- [Stored dataset items]
Start of Block

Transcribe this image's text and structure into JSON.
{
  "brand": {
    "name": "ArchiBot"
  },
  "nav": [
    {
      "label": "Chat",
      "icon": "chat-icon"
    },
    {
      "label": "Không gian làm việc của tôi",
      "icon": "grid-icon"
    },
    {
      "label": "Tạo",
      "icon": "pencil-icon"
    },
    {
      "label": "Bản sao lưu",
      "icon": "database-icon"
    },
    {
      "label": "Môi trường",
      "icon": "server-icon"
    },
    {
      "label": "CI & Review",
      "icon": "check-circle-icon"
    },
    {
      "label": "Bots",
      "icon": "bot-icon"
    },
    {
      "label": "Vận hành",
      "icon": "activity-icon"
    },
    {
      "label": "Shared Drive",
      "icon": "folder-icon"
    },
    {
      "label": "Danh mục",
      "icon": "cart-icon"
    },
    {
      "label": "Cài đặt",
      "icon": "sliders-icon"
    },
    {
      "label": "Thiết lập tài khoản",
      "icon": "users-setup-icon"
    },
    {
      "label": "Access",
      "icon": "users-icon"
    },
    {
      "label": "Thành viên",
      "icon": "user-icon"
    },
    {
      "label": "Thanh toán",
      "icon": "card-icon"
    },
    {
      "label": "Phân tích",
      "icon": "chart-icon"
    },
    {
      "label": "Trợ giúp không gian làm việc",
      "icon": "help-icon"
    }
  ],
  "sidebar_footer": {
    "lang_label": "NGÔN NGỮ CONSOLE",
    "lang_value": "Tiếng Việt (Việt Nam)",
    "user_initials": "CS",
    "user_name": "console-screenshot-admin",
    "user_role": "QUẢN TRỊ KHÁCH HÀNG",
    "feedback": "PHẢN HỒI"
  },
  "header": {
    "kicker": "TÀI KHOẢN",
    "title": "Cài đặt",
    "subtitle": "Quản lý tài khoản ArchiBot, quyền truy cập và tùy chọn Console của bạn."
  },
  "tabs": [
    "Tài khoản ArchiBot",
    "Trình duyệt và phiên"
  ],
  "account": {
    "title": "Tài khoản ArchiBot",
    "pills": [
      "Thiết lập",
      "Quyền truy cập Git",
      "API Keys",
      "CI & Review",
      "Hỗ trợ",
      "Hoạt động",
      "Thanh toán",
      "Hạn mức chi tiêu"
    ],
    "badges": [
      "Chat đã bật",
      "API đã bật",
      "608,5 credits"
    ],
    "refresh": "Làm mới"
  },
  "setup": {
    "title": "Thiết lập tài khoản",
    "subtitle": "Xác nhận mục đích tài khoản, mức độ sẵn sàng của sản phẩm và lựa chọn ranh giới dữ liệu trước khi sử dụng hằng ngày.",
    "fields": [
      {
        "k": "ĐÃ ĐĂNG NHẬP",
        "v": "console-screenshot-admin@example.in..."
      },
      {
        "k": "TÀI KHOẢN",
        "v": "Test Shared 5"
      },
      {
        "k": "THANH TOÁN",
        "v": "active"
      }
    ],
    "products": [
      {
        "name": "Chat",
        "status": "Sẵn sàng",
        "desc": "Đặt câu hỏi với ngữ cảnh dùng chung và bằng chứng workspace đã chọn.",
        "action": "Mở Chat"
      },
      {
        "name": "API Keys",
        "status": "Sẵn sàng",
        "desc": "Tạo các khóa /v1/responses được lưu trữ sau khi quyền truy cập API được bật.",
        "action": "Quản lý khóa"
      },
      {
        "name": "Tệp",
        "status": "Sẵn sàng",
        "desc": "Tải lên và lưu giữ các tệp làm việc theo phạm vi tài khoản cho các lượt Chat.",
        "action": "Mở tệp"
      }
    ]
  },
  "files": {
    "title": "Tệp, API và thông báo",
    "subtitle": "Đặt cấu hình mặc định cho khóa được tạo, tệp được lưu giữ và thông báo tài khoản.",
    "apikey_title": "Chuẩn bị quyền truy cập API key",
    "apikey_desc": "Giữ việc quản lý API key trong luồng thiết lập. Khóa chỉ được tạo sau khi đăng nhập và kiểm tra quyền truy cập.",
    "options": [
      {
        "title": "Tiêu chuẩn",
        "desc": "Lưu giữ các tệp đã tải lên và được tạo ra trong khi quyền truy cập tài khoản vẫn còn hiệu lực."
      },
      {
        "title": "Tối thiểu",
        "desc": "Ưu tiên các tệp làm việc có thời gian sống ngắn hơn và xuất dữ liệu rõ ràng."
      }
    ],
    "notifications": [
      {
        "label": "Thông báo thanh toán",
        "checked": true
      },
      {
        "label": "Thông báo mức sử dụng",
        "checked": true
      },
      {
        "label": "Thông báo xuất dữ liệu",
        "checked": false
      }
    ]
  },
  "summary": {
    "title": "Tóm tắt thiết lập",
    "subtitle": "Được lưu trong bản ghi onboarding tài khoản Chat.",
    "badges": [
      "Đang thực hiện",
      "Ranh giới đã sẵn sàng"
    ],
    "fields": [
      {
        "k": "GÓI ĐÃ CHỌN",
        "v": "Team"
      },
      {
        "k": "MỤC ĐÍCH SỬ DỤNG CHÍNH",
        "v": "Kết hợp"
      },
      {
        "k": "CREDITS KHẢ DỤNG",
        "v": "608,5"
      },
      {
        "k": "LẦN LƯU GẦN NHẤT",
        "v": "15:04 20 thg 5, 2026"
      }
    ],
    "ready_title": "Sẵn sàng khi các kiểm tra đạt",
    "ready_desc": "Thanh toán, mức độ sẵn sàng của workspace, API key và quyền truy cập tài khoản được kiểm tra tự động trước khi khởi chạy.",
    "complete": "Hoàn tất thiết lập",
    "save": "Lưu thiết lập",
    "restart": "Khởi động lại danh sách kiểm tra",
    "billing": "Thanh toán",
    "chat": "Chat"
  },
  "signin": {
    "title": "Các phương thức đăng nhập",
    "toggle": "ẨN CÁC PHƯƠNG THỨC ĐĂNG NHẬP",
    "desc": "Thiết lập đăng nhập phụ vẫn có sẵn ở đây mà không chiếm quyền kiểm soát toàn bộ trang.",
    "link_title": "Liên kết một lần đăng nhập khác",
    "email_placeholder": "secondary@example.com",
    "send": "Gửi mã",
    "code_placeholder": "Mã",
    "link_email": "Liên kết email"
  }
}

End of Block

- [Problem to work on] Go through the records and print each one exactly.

- [Answer space]
Transcribe this image's text and structure into JSON.
{
  "brand": {
    "name": "ArchiBot"
  },
  "nav": [
    {
      "label": "Chat",
      "icon": "chat-icon"
    },
    {
      "label": "Không gian làm việc của tôi",
      "icon": "grid-icon"
    },
    {
      "label": "Tạo",
      "icon": "pencil-icon"
    },
    {
      "label": "Bản sao lưu",
      "icon": "database-icon"
    },
    {
      "label": "Môi trường",
      "icon": "server-icon"
    },
    {
      "label": "CI & Review",
      "icon": "check-circle-icon"
    },
    {
      "label": "Bots",
      "icon": "bot-icon"
    },
    {
      "label": "Vận hành",
      "icon": "activity-icon"
    },
    {
      "label": "Shared Drive",
      "icon": "folder-icon"
    },
    {
      "label": "Danh mục",
      "icon": "cart-icon"
    },
    {
      "label": "Cài đặt",
      "icon": "sliders-icon"
    },
    {
      "label": "Thiết lập tài khoản",
      "icon": "users-setup-icon"
    },
    {
      "label": "Access",
      "icon": "users-icon"
    },
    {
      "label": "Thành viên",
      "icon": "user-icon"
    },
    {
      "label": "Thanh toán",
      "icon": "card-icon"
    },
    {
      "label": "Phân tích",
      "icon": "chart-icon"
    },
    {
      "label": "Trợ giúp không gian làm việc",
      "icon": "help-icon"
    }
  ],
  "sidebar_footer": {
    "lang_label": "NGÔN NGỮ CONSOLE",
    "lang_value": "Tiếng Việt (Việt Nam)",
    "user_initials": "CS",
    "user_name": "console-screenshot-admin",
    "user_role": "QUẢN TRỊ KHÁCH HÀNG",
    "feedback": "PHẢN HỒI"
  },
  "header": {
    "kicker": "TÀI KHOẢN",
    "title": "Cài đặt",
    "subtitle": "Quản lý tài khoản ArchiBot, quyền truy cập và tùy chọn Console của bạn."
  },
  "tabs": [
    "Tài khoản ArchiBot",
    "Trình duyệt và phiên"
  ],
  "account": {
    "title": "Tài khoản ArchiBot",
    "pills": [
      "Thiết lập",
      "Quyền truy cập Git",
      "API Keys",
      "CI & Review",
      "Hỗ trợ",
      "Hoạt động",
      "Thanh toán",
      "Hạn mức chi tiêu"
    ],
    "badges": [
      "Chat đã bật",
      "API đã bật",
      "608,5 credits"
    ],
    "refresh": "Làm mới"
  },
  "setup": {
    "title": "Thiết lập tài khoản",
    "subtitle": "Xác nhận mục đích tài khoản, mức độ sẵn sàng của sản phẩm và lựa chọn ranh giới dữ liệu trước khi sử dụng hằng ngày.",
    "fields": [
      {
        "k": "ĐÃ ĐĂNG NHẬP",
        "v": "console-screenshot-admin@example.in..."
      },
      {
        "k": "TÀI KHOẢN",
        "v": "Test Shared 5"
      },
      {
        "k": "THANH TOÁN",
        "v": "active"
      }
    ],
    "products": [
      {
        "name": "Chat",
        "status": "Sẵn sàng",
        "desc": "Đặt câu hỏi với ngữ cảnh dùng chung và bằng chứng workspace đã chọn.",
        "action": "Mở Chat"
      },
      {
        "name": "API Keys",
        "status": "Sẵn sàng",
        "desc": "Tạo các khóa /v1/responses được lưu trữ sau khi quyền truy cập API được bật.",
        "action": "Quản lý khóa"
      },
      {
        "name": "Tệp",
        "status": "Sẵn sàng",
        "desc": "Tải lên và lưu giữ các tệp làm việc theo phạm vi tài khoản cho các lượt Chat.",
        "action": "Mở tệp"
      }
    ]
  },
  "files": {
    "title": "Tệp, API và thông báo",
    "subtitle": "Đặt cấu hình mặc định cho khóa được tạo, tệp được lưu giữ và thông báo tài khoản.",
    "apikey_title": "Chuẩn bị quyền truy cập API key",
    "apikey_desc": "Giữ việc quản lý API key trong luồng thiết lập. Khóa chỉ được tạo sau khi đăng nhập và kiểm tra quyền truy cập.",
    "options": [
      {
        "title": "Tiêu chuẩn",
        "desc": "Lưu giữ các tệp đã tải lên và được tạo ra trong khi quyền truy cập tài khoản vẫn còn hiệu lực."
      },
      {
        "title": "Tối thiểu",
        "desc": "Ưu tiên các tệp làm việc có thời gian sống ngắn hơn và xuất dữ liệu rõ ràng."
      }
    ],
    "notifications": [
      {
        "label": "Thông báo thanh toán",
        "checked": true
      },
      {
        "label": "Thông báo mức sử dụng",
        "checked": true
      },
      {
        "label": "Thông báo xuất dữ liệu",
        "checked": false
      }
    ]
  },
  "summary": {
    "title": "Tóm tắt thiết lập",
    "subtitle": "Được lưu trong bản ghi onboarding tài khoản Chat.",
    "badges": [
      "Đang thực hiện",
      "Ranh giới đã sẵn sàng"
    ],
    "fields": [
      {
        "k": "GÓI ĐÃ CHỌN",
        "v": "Team"
      },
      {
        "k": "MỤC ĐÍCH SỬ DỤNG CHÍNH",
        "v": "Kết hợp"
      },
      {
        "k": "CREDITS KHẢ DỤNG",
        "v": "608,5"
      },
      {
        "k": "LẦN LƯU GẦN NHẤT",
        "v": "15:04 20 thg 5, 2026"
      }
    ],
    "ready_title": "Sẵn sàng khi các kiểm tra đạt",
    "ready_desc": "Thanh toán, mức độ sẵn sàng của workspace, API key và quyền truy cập tài khoản được kiểm tra tự động trước khi khởi chạy.",
    "complete": "Hoàn tất thiết lập",
    "save": "Lưu thiết lập",
    "restart": "Khởi động lại danh sách kiểm tra",
    "billing": "Thanh toán",
    "chat": "Chat"
  },
  "signin": {
    "title": "Các phương thức đăng nhập",
    "toggle": "ẨN CÁC PHƯƠNG THỨC ĐĂNG NHẬP",
    "desc": "Thiết lập đăng nhập phụ vẫn có sẵn ở đây mà không chiếm quyền kiểm soát toàn bộ trang.",
    "link_title": "Liên kết một lần đăng nhập khác",
    "email_placeholder": "secondary@example.com",
    "send": "Gửi mã",
    "code_placeholder": "Mã",
    "link_email": "Liên kết email"
  }
}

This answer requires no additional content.